41.    Wiviott, S.D., et al., Dapagliflozin and Cardiovascular Outcomes in Type 2 Diabetes. N Engl J Med, 2019. 380(4): p. 347-357.
42.    Koyani, C.N., et al., Empagliflozin protects heart from inflammation and energy depletion via AMPK activation. Pharmacol Res, 2020. 158: p. 104870.
43.    Boyle, L.D. and J.P. Wilding, A safety evaluation of canagliflozin : a first-in-class treatment for type 2 diabetes. Expert Opin Drug Saf, 2014. 13(11): p. 1535-44.
44.    Monami, M., C. Nardini, and E. Mannucci, Efficacy and safety of sodium glucose co-transport-2 inhibitors in type 2 diabetes: a meta-analysis of randomized clinical trials. Diabetes Obes Metab, 2014. 16(5): p. 457-66.
45.    Wu, J.H., et al., Effects of sodium-glucose cotransporter-2 inhibitors on cardiovascular events, death, and major safety outcomes in adults with type 2 diabetes: a systematic review and meta-analysis. Lancet Diabetes Endocrinol, 2016.
46.    Rodler, S., et al., Fournier s Gangrene Under Sodium-Glucose Cotransporter 2 Inhibitor Therapy as a Life-Threatening Adverse Event: A Case Report and Review of the Literature. Cureus, 2019. 11(9): p. e5778.
47.    FDA warns about rare occurrences of a serious infection of the genital area with SGLT2 inhibitors for diabetes. Available from:
48.    Matthews, D.R., et al., Effects of canagliflozin on amputation risk in type 2 diabetes: the CANVAS Program. Diabetologia, 2019. 62(6): p. 926-938.
49.    FDA Drug Safety Communication: FDA confirms increased risk of leg and foot amputations with the diabetes medicine canagliflozin (Invokana, Invokamet, Invokamet XR). Available from:
50.    Zhang, H., et al., A Phase I Study on the Pharmacokinetics and Pharmacodynamics of DJT1116PG, a Novel Selective Inhibitor of Sodium-glucose Cotransporter Type 2, in Healthy Individuals at Steady State. Clin Ther, 2020. 42(5): p. 892-905 e3.
51.    Choi, M.K., et al., Comparative Pharmacokinetics and Pharmacodynamics of a Novel Sodium-Glucose Cotransporter 2 Inhibitor, DWP16001, with Dapagliflozin and Ipragliflozin.
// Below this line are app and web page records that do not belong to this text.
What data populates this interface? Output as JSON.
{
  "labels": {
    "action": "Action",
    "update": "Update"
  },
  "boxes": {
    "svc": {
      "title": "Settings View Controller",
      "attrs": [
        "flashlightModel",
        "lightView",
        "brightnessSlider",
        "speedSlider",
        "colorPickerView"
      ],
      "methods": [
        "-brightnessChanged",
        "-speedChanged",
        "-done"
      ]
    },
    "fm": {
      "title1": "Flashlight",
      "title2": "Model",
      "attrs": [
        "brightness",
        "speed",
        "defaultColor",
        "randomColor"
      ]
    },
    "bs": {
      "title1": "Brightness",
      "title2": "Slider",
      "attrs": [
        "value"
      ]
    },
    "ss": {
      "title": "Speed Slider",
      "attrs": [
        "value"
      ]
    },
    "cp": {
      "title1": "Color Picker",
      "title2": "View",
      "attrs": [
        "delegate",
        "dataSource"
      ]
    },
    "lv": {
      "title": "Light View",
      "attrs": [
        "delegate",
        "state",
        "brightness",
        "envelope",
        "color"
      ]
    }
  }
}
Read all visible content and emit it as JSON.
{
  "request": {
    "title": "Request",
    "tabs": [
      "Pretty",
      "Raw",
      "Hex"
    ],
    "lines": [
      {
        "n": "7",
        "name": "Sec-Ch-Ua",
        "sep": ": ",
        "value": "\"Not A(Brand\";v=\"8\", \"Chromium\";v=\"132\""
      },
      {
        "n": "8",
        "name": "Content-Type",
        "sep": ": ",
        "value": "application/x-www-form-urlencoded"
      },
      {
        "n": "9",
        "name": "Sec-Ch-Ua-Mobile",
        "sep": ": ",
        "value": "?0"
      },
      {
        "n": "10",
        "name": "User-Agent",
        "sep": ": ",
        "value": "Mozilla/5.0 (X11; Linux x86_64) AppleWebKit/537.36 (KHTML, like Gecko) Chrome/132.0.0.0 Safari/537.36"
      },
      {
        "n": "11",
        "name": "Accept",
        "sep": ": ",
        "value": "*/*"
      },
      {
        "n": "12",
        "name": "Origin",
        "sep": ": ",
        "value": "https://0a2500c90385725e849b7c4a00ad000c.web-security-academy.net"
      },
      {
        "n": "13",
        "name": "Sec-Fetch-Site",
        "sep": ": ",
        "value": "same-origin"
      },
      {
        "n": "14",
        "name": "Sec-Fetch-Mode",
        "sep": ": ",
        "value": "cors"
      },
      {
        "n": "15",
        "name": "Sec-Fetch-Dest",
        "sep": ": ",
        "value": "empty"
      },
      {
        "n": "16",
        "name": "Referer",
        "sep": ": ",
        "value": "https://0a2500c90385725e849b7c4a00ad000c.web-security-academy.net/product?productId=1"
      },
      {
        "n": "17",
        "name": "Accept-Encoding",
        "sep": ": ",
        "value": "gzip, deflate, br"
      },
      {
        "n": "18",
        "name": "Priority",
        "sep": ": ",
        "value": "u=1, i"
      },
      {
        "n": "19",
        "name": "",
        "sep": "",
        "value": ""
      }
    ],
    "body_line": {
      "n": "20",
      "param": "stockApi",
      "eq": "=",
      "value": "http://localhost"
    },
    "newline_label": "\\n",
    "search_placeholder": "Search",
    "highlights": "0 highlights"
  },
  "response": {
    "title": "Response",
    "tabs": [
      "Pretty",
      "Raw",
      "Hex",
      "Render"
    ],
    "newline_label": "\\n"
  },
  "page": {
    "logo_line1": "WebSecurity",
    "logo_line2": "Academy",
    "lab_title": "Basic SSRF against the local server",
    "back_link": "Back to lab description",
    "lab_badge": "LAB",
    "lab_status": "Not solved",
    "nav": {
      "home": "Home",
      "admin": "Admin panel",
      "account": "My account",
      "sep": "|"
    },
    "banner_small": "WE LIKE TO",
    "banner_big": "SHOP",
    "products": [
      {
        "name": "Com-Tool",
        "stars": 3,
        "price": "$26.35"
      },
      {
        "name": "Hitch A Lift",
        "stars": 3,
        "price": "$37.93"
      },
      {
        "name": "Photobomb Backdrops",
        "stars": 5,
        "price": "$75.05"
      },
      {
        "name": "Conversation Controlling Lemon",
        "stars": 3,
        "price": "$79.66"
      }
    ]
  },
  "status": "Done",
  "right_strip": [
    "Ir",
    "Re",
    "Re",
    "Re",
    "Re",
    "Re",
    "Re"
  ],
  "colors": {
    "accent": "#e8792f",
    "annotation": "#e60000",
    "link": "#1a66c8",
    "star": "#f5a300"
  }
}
Pharmaceutics, 2020. 12(3).
52.    Oranje, P., et al., Novel natural and synthetic inhibitors of solute carriers SGLT1 and SGLT2. Pharmacol Res Perspect, 2019. 7(4): p. e00504.

Solvo Transporter Book 4th Edition
Transporter Book 4th edition
  • 63 transporters
  • over 1500 references
  • comprehensive information on holistic models and proteomics for transporter research
  • changes in the regulatory landscape and scientific insights

Get the Book